Copy each entry precisely as written, and do not carry over the pictures.

Stored records:
----
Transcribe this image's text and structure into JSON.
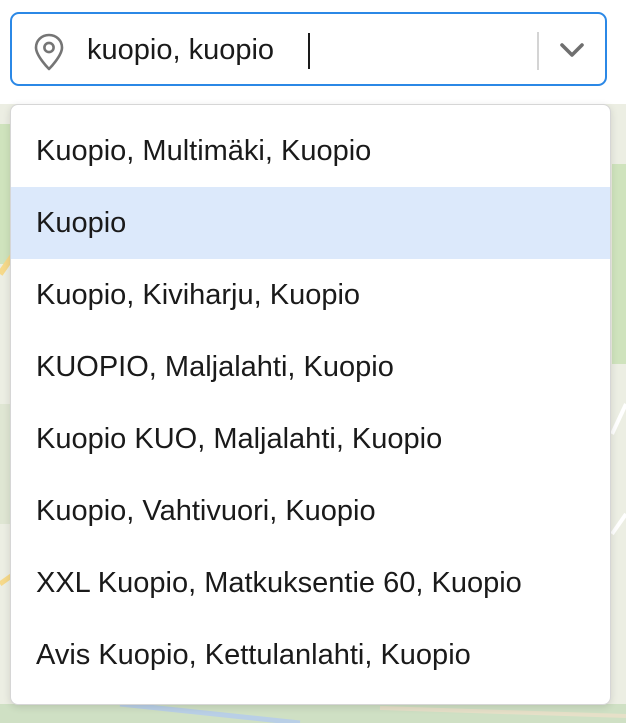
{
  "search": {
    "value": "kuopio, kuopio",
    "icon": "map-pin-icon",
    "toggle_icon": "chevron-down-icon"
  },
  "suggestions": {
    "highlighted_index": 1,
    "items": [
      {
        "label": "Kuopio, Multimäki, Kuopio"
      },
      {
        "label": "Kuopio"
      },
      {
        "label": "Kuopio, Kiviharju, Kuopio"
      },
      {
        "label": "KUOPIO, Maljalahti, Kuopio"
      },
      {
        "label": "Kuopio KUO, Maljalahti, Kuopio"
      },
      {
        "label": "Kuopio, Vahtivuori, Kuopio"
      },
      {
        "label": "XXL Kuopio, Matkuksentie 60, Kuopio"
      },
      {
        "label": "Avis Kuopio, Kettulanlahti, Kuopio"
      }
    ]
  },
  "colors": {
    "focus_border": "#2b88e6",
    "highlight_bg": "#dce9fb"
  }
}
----
• **EXERCISE RESULT**:
Transcribe this image's text and structure into JSON.
{
  "search": {
    "value": "kuopio, kuopio",
    "icon": "map-pin-icon",
    "toggle_icon": "chevron-down-icon"
  },
  "suggestions": {
    "highlighted_index": 1,
    "items": [
      {
        "label": "Kuopio, Multimäki, Kuopio"
      },
      {
        "label": "Kuopio"
      },
      {
        "label": "Kuopio, Kiviharju, Kuopio"
      },
      {
        "label": "KUOPIO, Maljalahti, Kuopio"
      },
      {
        "label": "Kuopio KUO, Maljalahti, Kuopio"
      },
      {
        "label": "Kuopio, Vahtivuori, Kuopio"
      },
      {
        "label": "XXL Kuopio, Matkuksentie 60, Kuopio"
      },
      {
        "label": "Avis Kuopio, Kettulanlahti, Kuopio"
      }
    ]
  },
  "colors": {
    "focus_border": "#2b88e6",
    "highlight_bg": "#dce9fb"
  }
}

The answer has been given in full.